**Directions for this task**: Every record that follows should be written out again without any change.

*** Extracted records ***

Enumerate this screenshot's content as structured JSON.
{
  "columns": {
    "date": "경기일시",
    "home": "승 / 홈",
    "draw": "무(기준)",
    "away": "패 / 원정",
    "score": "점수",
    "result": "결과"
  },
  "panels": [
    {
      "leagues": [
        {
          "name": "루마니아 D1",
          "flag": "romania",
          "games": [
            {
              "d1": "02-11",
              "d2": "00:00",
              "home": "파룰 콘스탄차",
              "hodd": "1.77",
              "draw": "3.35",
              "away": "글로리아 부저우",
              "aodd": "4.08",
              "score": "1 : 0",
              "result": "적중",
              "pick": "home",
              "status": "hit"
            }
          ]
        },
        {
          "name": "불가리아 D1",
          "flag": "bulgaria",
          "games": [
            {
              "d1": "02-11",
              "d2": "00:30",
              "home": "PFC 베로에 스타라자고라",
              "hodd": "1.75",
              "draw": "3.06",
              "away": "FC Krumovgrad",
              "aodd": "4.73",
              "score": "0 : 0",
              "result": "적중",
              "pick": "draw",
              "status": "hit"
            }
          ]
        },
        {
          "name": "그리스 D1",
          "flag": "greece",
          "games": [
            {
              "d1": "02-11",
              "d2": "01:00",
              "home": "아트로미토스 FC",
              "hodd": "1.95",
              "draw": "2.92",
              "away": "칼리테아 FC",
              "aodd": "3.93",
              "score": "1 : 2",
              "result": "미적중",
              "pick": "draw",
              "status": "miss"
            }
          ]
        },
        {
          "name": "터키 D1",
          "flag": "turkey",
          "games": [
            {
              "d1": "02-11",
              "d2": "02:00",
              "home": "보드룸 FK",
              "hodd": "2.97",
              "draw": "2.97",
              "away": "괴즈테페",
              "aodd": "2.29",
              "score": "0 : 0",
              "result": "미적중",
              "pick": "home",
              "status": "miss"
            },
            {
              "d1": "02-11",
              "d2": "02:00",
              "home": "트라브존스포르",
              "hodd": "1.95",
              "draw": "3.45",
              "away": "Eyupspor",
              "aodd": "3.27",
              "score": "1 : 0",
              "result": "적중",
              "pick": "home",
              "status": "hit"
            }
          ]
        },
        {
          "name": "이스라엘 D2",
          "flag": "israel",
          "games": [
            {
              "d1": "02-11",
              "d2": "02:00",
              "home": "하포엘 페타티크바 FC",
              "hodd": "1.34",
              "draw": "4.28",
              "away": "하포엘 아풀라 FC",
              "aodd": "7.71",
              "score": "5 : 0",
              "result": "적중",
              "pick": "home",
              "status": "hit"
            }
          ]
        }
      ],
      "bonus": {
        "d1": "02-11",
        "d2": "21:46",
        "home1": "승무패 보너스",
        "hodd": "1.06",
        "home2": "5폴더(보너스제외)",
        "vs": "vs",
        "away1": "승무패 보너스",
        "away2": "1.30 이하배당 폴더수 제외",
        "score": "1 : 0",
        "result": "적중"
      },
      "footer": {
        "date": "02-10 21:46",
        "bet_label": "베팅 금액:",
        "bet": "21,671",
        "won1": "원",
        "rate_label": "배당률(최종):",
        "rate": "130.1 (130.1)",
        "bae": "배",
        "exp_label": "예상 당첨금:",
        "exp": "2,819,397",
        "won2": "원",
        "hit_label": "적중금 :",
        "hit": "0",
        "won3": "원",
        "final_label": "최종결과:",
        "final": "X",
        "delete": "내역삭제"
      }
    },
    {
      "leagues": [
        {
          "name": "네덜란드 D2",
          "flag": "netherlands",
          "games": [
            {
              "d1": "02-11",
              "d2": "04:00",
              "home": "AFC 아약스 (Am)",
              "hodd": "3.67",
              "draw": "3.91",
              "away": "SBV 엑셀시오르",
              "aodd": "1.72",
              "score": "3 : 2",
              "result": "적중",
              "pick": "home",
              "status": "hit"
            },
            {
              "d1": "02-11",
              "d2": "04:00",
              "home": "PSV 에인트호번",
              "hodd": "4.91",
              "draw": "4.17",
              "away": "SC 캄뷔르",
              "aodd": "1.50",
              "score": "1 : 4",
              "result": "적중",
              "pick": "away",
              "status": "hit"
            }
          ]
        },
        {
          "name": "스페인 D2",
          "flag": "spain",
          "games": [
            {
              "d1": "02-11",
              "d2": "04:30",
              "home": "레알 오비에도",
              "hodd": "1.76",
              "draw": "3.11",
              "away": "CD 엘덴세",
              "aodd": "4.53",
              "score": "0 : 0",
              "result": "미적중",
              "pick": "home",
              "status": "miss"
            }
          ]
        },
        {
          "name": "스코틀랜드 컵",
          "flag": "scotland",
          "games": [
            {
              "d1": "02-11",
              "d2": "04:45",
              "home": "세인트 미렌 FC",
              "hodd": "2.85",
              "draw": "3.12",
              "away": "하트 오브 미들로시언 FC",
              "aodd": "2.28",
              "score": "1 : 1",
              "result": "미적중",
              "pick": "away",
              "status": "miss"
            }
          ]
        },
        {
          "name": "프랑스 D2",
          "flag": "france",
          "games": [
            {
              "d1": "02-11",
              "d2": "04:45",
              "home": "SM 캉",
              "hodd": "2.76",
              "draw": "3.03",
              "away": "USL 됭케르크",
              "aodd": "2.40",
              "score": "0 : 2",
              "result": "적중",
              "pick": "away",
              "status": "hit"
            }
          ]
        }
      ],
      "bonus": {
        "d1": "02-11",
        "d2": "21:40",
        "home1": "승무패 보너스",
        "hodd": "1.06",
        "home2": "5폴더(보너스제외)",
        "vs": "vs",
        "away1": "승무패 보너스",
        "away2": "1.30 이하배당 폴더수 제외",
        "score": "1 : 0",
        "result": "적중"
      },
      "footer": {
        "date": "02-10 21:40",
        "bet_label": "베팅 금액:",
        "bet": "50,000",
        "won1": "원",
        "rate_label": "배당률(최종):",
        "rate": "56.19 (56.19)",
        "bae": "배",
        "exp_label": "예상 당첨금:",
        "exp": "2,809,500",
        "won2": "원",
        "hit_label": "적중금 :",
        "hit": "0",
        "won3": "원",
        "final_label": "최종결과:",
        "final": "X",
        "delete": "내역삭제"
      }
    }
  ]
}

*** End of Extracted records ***

**Task output**:
Enumerate this screenshot's content as structured JSON.
{
  "columns": {
    "date": "경기일시",
    "home": "승 / 홈",
    "draw": "무(기준)",
    "away": "패 / 원정",
    "score": "점수",
    "result": "결과"
  },
  "panels": [
    {
      "leagues": [
        {
          "name": "루마니아 D1",
          "flag": "romania",
          "games": [
            {
              "d1": "02-11",
              "d2": "00:00",
              "home": "파룰 콘스탄차",
              "hodd": "1.77",
              "draw": "3.35",
              "away": "글로리아 부저우",
              "aodd": "4.08",
              "score": "1 : 0",
              "result": "적중",
              "pick": "home",
              "status": "hit"
            }
          ]
        },
        {
          "name": "불가리아 D1",
          "flag": "bulgaria",
          "games": [
            {
              "d1": "02-11",
              "d2": "00:30",
              "home": "PFC 베로에 스타라자고라",
              "hodd": "1.75",
              "draw": "3.06",
              "away": "FC Krumovgrad",
              "aodd": "4.73",
              "score": "0 : 0",
              "result": "적중",
              "pick": "draw",
              "status": "hit"
            }
          ]
        },
        {
          "name": "그리스 D1",
          "flag": "greece",
          "games": [
            {
              "d1": "02-11",
              "d2": "01:00",
              "home": "아트로미토스 FC",
              "hodd": "1.95",
              "draw": "2.92",
              "away": "칼리테아 FC",
              "aodd": "3.93",
              "score": "1 : 2",
              "result": "미적중",
              "pick": "draw",
              "status": "miss"
            }
          ]
        },
        {
          "name": "터키 D1",
          "flag": "turkey",
          "games": [
            {
              "d1": "02-11",
              "d2": "02:00",
              "home": "보드룸 FK",
              "hodd": "2.97",
              "draw": "2.97",
              "away": "괴즈테페",
              "aodd": "2.29",
              "score": "0 : 0",
              "result": "미적중",
              "pick": "home",
              "status": "miss"
            },
            {
              "d1": "02-11",
              "d2": "02:00",
              "home": "트라브존스포르",
              "hodd": "1.95",
              "draw": "3.45",
              "away": "Eyupspor",
              "aodd": "3.27",
              "score": "1 : 0",
              "result": "적중",
              "pick": "home",
              "status": "hit"
            }
          ]
        },
        {
          "name": "이스라엘 D2",
          "flag": "israel",
          "games": [
            {
              "d1": "02-11",
              "d2": "02:00",
              "home": "하포엘 페타티크바 FC",
              "hodd": "1.34",
              "draw": "4.28",
              "away": "하포엘 아풀라 FC",
              "aodd": "7.71",
              "score": "5 : 0",
              "result": "적중",
              "pick": "home",
              "status": "hit"
            }
          ]
        }
      ],
      "bonus": {
        "d1": "02-11",
        "d2": "21:46",
        "home1": "승무패 보너스",
        "hodd": "1.06",
        "home2": "5폴더(보너스제외)",
        "vs": "vs",
        "away1": "승무패 보너스",
        "away2": "1.30 이하배당 폴더수 제외",
        "score": "1 : 0",
        "result": "적중"
      },
      "footer": {
        "date": "02-10 21:46",
        "bet_label": "베팅 금액:",
        "bet": "21,671",
        "won1": "원",
        "rate_label": "배당률(최종):",
        "rate": "130.1 (130.1)",
        "bae": "배",
        "exp_label": "예상 당첨금:",
        "exp": "2,819,397",
        "won2": "원",
        "hit_label": "적중금 :",
        "hit": "0",
        "won3": "원",
        "final_label": "최종결과:",
        "final": "X",
        "delete": "내역삭제"
      }
    },
    {
      "leagues": [
        {
          "name": "네덜란드 D2",
          "flag": "netherlands",
          "games": [
            {
              "d1": "02-11",
              "d2": "04:00",
              "home": "AFC 아약스 (Am)",
              "hodd": "3.67",
              "draw": "3.91",
              "away": "SBV 엑셀시오르",
              "aodd": "1.72",
              "score": "3 : 2",
              "result": "적중",
              "pick": "home",
              "status": "hit"
            },
            {
              "d1": "02-11",
              "d2": "04:00",
              "home": "PSV 에인트호번",
              "hodd": "4.91",
              "draw": "4.17",
              "away": "SC 캄뷔르",
              "aodd": "1.50",
              "score": "1 : 4",
              "result": "적중",
              "pick": "away",
              "status": "hit"
            }
          ]
        },
        {
          "name": "스페인 D2",
          "flag": "spain",
          "games": [
            {
              "d1": "02-11",
              "d2": "04:30",
              "home": "레알 오비에도",
              "hodd": "1.76",
              "draw": "3.11",
              "away": "CD 엘덴세",
              "aodd": "4.53",
              "score": "0 : 0",
              "result": "미적중",
              "pick": "home",
              "status": "miss"
            }
          ]
        },
        {
          "name": "스코틀랜드 컵",
          "flag": "scotland",
          "games": [
            {
              "d1": "02-11",
              "d2": "04:45",
              "home": "세인트 미렌 FC",
              "hodd": "2.85",
              "draw": "3.12",
              "away": "하트 오브 미들로시언 FC",
              "aodd": "2.28",
              "score": "1 : 1",
              "result": "미적중",
              "pick": "away",
              "status": "miss"
            }
          ]
        },
        {
          "name": "프랑스 D2",
          "flag": "france",
          "games": [
            {
              "d1": "02-11",
              "d2": "04:45",
              "home": "SM 캉",
              "hodd": "2.76",
              "draw": "3.03",
              "away": "USL 됭케르크",
              "aodd": "2.40",
              "score": "0 : 2",
              "result": "적중",
              "pick": "away",
              "status": "hit"
            }
          ]
        }
      ],
      "bonus": {
        "d1": "02-11",
        "d2": "21:40",
        "home1": "승무패 보너스",
        "hodd": "1.06",
        "home2": "5폴더(보너스제외)",
        "vs": "vs",
        "away1": "승무패 보너스",
        "away2": "1.30 이하배당 폴더수 제외",
        "score": "1 : 0",
        "result": "적중"
      },
      "footer": {
        "date": "02-10 21:40",
        "bet_label": "베팅 금액:",
        "bet": "50,000",
        "won1": "원",
        "rate_label": "배당률(최종):",
        "rate": "56.19 (56.19)",
        "bae": "배",
        "exp_label": "예상 당첨금:",
        "exp": "2,809,500",
        "won2": "원",
        "hit_label": "적중금 :",
        "hit": "0",
        "won3": "원",
        "final_label": "최종결과:",
        "final": "X",
        "delete": "내역삭제"
      }
    }
  ]
}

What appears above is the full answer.